A landmark climate lawsuit by a Peruvian farmer and mountain guide against RWE over the German energy supplier’s contribution to climate change has entered a decisive stage. Judges, litigants and experts travelled to Peru to investigate Saúl Luciano Lliuya’s claim that his home is at risk from flooding from a rapidly growing glacial lake above the city of Huaraz, said environmental NGO Germanwatch, which supports the claim. Following the investigation, it will be a matter of proving the scientific connection between RWE’s accumulated CO2 emissions and the risk to the plaintiff in this individual case. “I hope that the judges and also the representatives of RWE have recognised through their visit the constantly increasing risk to which we are exposed here,” said Lliuya. “The question for us is not whether a tidal wave is imminent, but when and how badly it will hit us.”

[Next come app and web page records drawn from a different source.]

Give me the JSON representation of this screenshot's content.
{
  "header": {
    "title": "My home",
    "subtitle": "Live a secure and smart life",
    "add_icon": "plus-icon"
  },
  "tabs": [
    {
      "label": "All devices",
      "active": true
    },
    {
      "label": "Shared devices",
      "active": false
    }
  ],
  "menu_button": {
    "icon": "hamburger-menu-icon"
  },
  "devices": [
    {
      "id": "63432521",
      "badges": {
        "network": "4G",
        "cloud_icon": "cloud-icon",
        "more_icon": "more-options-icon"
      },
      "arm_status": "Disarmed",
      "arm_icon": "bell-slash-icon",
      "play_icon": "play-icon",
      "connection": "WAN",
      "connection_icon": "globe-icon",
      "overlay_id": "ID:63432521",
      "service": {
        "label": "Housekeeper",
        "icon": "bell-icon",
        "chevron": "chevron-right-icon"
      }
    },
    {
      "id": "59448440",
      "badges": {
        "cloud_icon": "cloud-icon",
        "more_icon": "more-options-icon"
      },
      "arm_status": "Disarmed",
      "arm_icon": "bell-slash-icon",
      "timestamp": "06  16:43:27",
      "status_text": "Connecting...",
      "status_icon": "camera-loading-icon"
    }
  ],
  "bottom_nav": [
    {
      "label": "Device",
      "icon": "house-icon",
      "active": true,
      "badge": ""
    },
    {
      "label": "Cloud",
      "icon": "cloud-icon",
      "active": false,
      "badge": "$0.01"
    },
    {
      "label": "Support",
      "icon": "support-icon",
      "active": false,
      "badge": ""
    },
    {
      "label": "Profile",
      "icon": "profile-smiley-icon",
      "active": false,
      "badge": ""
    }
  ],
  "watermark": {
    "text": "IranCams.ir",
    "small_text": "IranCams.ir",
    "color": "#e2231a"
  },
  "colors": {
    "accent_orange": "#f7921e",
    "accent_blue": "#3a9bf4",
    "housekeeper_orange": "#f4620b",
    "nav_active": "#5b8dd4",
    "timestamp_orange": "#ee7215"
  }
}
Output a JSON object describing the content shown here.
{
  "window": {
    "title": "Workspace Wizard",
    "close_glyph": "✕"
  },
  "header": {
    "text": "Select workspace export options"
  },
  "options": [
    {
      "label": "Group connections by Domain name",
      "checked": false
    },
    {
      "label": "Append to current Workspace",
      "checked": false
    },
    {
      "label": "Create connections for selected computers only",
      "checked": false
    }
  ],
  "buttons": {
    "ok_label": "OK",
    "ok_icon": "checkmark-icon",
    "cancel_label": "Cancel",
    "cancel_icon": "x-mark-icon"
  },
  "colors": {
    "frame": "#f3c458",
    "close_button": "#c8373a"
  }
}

In November 2015, Lliuya filed claims for declaratory judgement and damages in a German court against RWE, Germany’s largest electricity producer. Lliuya’s suit alleged that RWE, having knowingly contributed to climate change by emitting substantial volumes of greenhouse gases, bore some measure of responsibility for the melting of the glaciers above his home, resulting in the flood risk. This is the first case of its kind to have got this far in the courts and is closely watched because over 90 jurisdictions across the globe share the basic nuisance provision that is being used to fight the case. The case is “a precedent for whether, in the face of the climate crisis, the largest emitters worldwide must finance protection and compensation for damages on a pro rata basis for the people affected by the consequences,” Germanwatch said.
Lliuya is arguing that RWE should pay 0.47 percent of the adaptation costs associated with the glacial retreat. This is based on a study, which attributes this share of global greenhouse gas emissions to RWE, and another study, which analyses the role of anthropogenic climate change in the retreat of the glacier above the lake. RWE considers the claim to be unfounded.